Restoring balance after stroke
Researcher Jonathan Singer was six weeks into his PhD studies in biomechanics at the University of Waterloo when his supervisor had a stroke and he suddenly “saw first-hand the challenges he was going through.”
“It got me interested in stroke and what I, as a biomechanist, could do about it,” says Dr. Singer, now a post-doctoral researcher in the HSF Canadian Partnership for Stroke Recovery. “People think of stroke as an injury to the brain. But it’s also an injury at the muscle level.”
Working with CPSR-Investigator Dr. George Mochizuki, Dr. Singer is studying issues of balance control in people who have strokes, using what he calls “glorified bathroom scales.”
Blue plates on the floor of a research lab at Sunnybrook Health Sciences Centre measure not only downward forces applied when standing, but also those applied front to back, and side to side.
“How can you say you are managing spasticity and reducing the risk of falls if you aren’t measuring whether balance is improving?” Dr. Mochizuki says.
Dr. Singer is gathering three-dimensional data and measuring things like symmetry of forces, and the ability of individuals to determine if they are able to use both legs simultaneously.
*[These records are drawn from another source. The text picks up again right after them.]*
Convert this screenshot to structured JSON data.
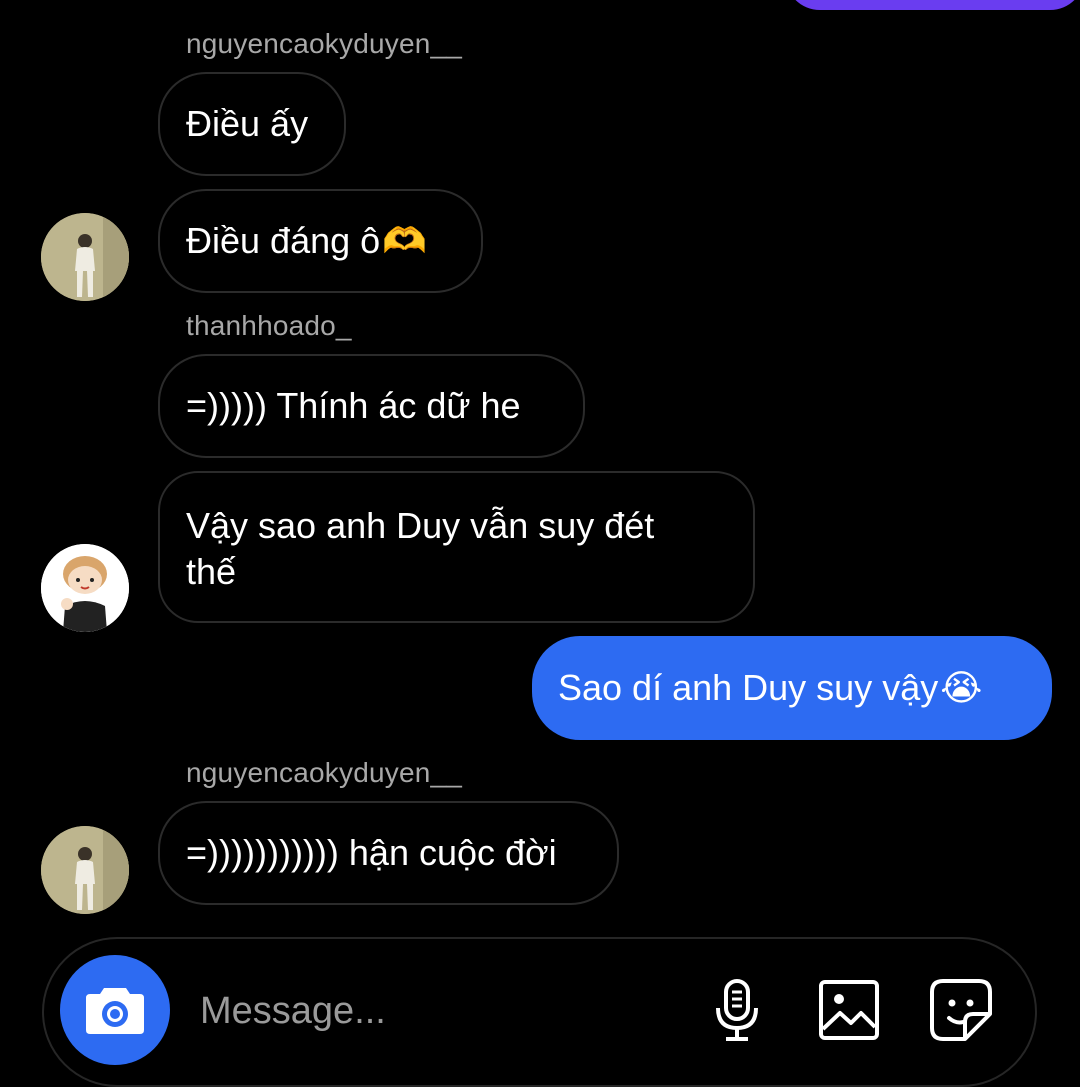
{
  "conversation": {
    "messages": [
      {
        "sender": "nguyencaokyduyen__",
        "text": "Điều ấy"
      },
      {
        "sender": "nguyencaokyduyen__",
        "text": "Điều đáng ô",
        "emoji": "🫶"
      },
      {
        "sender": "thanhhoado_",
        "text": "=))))) Thính ác dữ he"
      },
      {
        "sender": "thanhhoado_",
        "text": "Vậy sao anh Duy vẫn suy đét thế"
      },
      {
        "sender": "me",
        "text": "Sao dí anh Duy suy vậy",
        "emoji": "😭"
      },
      {
        "sender": "nguyencaokyduyen__",
        "text": "=))))))))))) hận cuộc đời"
      }
    ],
    "usernames": [
      "nguyencaokyduyen__",
      "thanhhoado_",
      "nguyencaokyduyen__"
    ]
  },
  "composer": {
    "placeholder": "Message...",
    "icons": {
      "camera": "camera-icon",
      "mic": "microphone-icon",
      "gallery": "gallery-icon",
      "sticker": "sticker-icon"
    },
    "accent": "#2d6bf2"
  },
  "colors": {
    "background": "#000000",
    "own_bubble": "#2d6bf2",
    "top_bubble": "#6a3df0",
    "username": "#a8a8a8"
  }
}
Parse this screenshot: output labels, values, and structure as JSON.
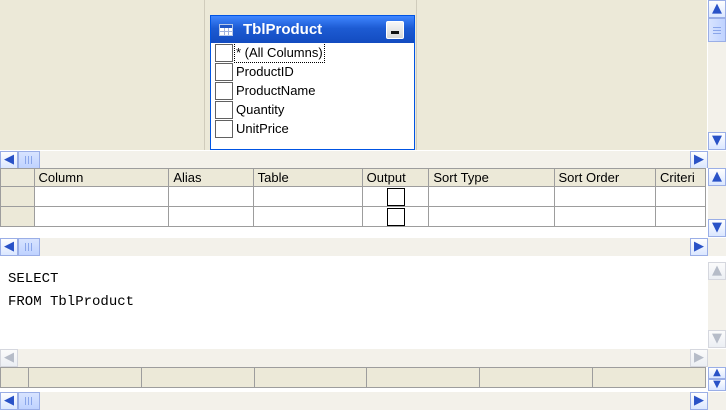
{
  "diagram": {
    "table": {
      "title": "TblProduct",
      "columns": [
        "* (All Columns)",
        "ProductID",
        "ProductName",
        "Quantity",
        "UnitPrice"
      ]
    }
  },
  "grid": {
    "headers": [
      "Column",
      "Alias",
      "Table",
      "Output",
      "Sort Type",
      "Sort Order",
      "Criteri"
    ]
  },
  "sql": {
    "line1": "SELECT",
    "line2": "FROM TblProduct"
  },
  "icons": {
    "scroll_up": "▲",
    "scroll_down": "▼",
    "scroll_left": "◀",
    "scroll_right": "▶"
  },
  "colors": {
    "title_blue": "#1d5bd3",
    "panel_bg": "#ece9d8",
    "scroll_accent": "#2952c7"
  }
}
His goal is to better understand how spasticity – tightness or stiffness in muscles – affects the ability to stand, move and walk.
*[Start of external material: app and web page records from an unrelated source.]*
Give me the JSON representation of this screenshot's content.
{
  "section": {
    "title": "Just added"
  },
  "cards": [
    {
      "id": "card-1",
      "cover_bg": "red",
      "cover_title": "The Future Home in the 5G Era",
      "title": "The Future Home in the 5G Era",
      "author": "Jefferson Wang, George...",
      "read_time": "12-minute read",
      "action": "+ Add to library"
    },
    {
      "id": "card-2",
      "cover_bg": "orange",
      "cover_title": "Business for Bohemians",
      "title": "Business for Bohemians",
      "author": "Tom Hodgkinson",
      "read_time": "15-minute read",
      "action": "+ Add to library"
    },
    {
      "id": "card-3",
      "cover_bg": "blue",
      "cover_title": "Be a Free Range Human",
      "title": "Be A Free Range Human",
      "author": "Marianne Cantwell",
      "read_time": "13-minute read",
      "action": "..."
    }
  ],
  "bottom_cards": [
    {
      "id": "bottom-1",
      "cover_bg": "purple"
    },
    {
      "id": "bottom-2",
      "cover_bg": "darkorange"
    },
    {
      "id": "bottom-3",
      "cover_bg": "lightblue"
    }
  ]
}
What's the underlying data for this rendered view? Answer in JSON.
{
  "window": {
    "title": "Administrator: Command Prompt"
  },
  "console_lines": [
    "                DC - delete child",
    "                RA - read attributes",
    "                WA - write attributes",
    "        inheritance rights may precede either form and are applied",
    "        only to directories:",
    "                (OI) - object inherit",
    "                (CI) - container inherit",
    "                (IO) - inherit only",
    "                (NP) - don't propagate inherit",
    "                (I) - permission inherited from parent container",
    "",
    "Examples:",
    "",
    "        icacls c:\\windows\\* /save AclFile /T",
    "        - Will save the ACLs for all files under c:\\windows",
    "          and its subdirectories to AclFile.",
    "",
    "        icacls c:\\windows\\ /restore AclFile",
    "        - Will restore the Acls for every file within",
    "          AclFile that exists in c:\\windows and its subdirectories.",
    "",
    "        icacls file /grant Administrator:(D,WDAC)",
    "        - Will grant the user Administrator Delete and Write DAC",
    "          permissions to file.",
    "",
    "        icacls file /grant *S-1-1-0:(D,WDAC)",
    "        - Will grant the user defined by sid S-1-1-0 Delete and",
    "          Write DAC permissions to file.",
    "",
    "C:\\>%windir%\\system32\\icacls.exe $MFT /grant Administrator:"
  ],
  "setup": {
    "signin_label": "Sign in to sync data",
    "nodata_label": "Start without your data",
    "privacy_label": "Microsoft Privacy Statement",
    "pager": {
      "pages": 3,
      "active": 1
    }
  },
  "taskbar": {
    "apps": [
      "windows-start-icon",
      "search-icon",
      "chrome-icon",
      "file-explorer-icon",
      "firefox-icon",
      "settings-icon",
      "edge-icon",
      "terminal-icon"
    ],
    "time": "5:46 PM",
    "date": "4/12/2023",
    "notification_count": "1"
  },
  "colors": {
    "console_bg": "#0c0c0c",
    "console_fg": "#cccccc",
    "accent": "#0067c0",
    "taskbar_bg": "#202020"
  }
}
“Spasticity affects your ability to generate forces and apply them to your environment,” he says. “If we understand the mechanisms, we can target therapies to address these issues.”